The committee reviewed the epidemiologic literature on neurologic effects of insecticide and solvent exposure, focusing on studies that examined long-term effects. Four general types of neurologic effects are examined in this chapter: peripheral neuropathy, neurobehavioral effects (assessed by symptom reporting or performance on validated neurobehavioral tests or batteries), neurologic diseases, and sensory effects. For each, the chapter covers studies of Gulf War veterans, when available, and studies of occupational exposure to insecticides and to solvents.
Almost all the available studies of exposure to insecticides focus on exposures to insecticides as a broad group, to insecticide mixtures, or to organophosphorous (OP) insecticides in particular. Similarly, studies of exposure to solvents often examined solvents as a broad group, solvent mixtures, or workers in occupations that were exposed to the solvents of interest (Chapter 2).
The committee was unable to identify epidemiologic studies of sufficient quality to permit a separate evaluation of the long-term neurologic effects of pyrethrins, carbamates, organochlorines, or the insect repellent N,N-diethyl-3-methylbenzamide (DEET). The evidence base for many of those pesticides and neurologic effects generally consisted of case reports and case series—study designs that do not carry the methodologic rigor of cross-sectional, cohort, or case-control studies. Several of the OP-insecticide studies evaluated in this chapter, where noted, did include mixed exposures to OPs and carbamates but not of carbamates alone. The committee was not able to draw conclusions about long-term effects of pesticides other than OP insecticides, because of the lack of methodologically rigorous studies. The effects of pesticides are covered in greater detail in Chapter 3.

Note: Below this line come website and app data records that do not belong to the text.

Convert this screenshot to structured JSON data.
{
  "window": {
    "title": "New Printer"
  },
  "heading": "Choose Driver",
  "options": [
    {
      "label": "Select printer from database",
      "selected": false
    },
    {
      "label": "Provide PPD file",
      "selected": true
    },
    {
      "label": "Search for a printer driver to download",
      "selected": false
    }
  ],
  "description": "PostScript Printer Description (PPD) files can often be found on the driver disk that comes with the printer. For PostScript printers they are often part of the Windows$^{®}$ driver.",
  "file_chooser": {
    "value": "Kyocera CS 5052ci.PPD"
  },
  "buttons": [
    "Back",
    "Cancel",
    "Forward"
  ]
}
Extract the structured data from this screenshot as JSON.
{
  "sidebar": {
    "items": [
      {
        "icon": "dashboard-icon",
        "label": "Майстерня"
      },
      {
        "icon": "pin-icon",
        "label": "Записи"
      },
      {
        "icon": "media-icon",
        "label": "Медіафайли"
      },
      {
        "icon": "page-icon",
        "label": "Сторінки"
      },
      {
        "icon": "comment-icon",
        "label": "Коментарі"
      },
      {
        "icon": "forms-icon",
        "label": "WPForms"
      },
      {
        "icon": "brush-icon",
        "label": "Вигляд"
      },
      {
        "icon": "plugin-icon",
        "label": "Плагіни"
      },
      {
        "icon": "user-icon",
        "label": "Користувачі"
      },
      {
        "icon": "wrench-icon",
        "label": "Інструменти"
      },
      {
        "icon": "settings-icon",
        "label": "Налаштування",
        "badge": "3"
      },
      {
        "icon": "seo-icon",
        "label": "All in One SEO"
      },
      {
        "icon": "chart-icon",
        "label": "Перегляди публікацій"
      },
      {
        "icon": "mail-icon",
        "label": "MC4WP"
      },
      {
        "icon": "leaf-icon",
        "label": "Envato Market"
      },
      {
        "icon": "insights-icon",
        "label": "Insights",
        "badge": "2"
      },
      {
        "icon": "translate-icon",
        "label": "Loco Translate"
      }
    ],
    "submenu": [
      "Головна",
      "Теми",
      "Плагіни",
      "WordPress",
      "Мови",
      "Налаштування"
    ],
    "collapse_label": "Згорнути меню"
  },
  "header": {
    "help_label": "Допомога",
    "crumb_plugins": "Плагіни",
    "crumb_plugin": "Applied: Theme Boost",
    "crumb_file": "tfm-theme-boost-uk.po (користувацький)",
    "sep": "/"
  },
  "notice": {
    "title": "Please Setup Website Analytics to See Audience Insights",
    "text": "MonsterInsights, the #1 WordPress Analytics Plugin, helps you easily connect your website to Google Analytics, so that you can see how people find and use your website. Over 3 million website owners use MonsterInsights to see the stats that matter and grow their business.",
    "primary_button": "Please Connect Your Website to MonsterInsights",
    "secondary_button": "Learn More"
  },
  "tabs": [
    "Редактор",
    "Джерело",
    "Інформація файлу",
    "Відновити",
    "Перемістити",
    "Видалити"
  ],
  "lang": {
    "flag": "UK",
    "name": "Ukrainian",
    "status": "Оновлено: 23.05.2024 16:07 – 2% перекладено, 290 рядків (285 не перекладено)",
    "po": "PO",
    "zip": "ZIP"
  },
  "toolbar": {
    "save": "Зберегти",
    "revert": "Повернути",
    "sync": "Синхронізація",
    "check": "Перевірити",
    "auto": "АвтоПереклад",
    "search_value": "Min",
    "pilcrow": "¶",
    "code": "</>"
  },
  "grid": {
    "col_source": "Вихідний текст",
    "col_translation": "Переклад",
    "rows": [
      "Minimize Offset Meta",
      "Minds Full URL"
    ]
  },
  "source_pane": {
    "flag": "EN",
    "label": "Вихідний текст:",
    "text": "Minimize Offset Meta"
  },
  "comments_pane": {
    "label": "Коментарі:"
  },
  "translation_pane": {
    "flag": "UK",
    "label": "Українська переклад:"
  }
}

The committee reviewed hundreds of peer-reviewed and published studies of neurologic effects of insecticides and solvents, and it selected for detailed evaluation only the studies that met its inclusion criteria, which are listed below.1
The study had to be a published in a peer-reviewed journal and had to have methodologic rigor, including a control or reference group, and reasonable control for confounders. Case studies and case series were generally excluded from the committee’s consideration.
The study had to identify insecticides and solvents relevant to the committee’s charge (Chapters 1 and 2). If solvents were not identified, for example, the study may have been included if it examined occupations with presumed exposure to many of the solvents sent to the Gulf War. For example, studies of painters, workers in paint manufacturing, printers, dry cleaners, or workers in boot or shoe manufacturing and repair were included in the committee’s assessment.
For some neurologic effects, the committee only considered studies that examined long-term rather than short-term effects. That was accomplished typically by examining studies that analyzed only past exposure—by requiring an exposure-free interval of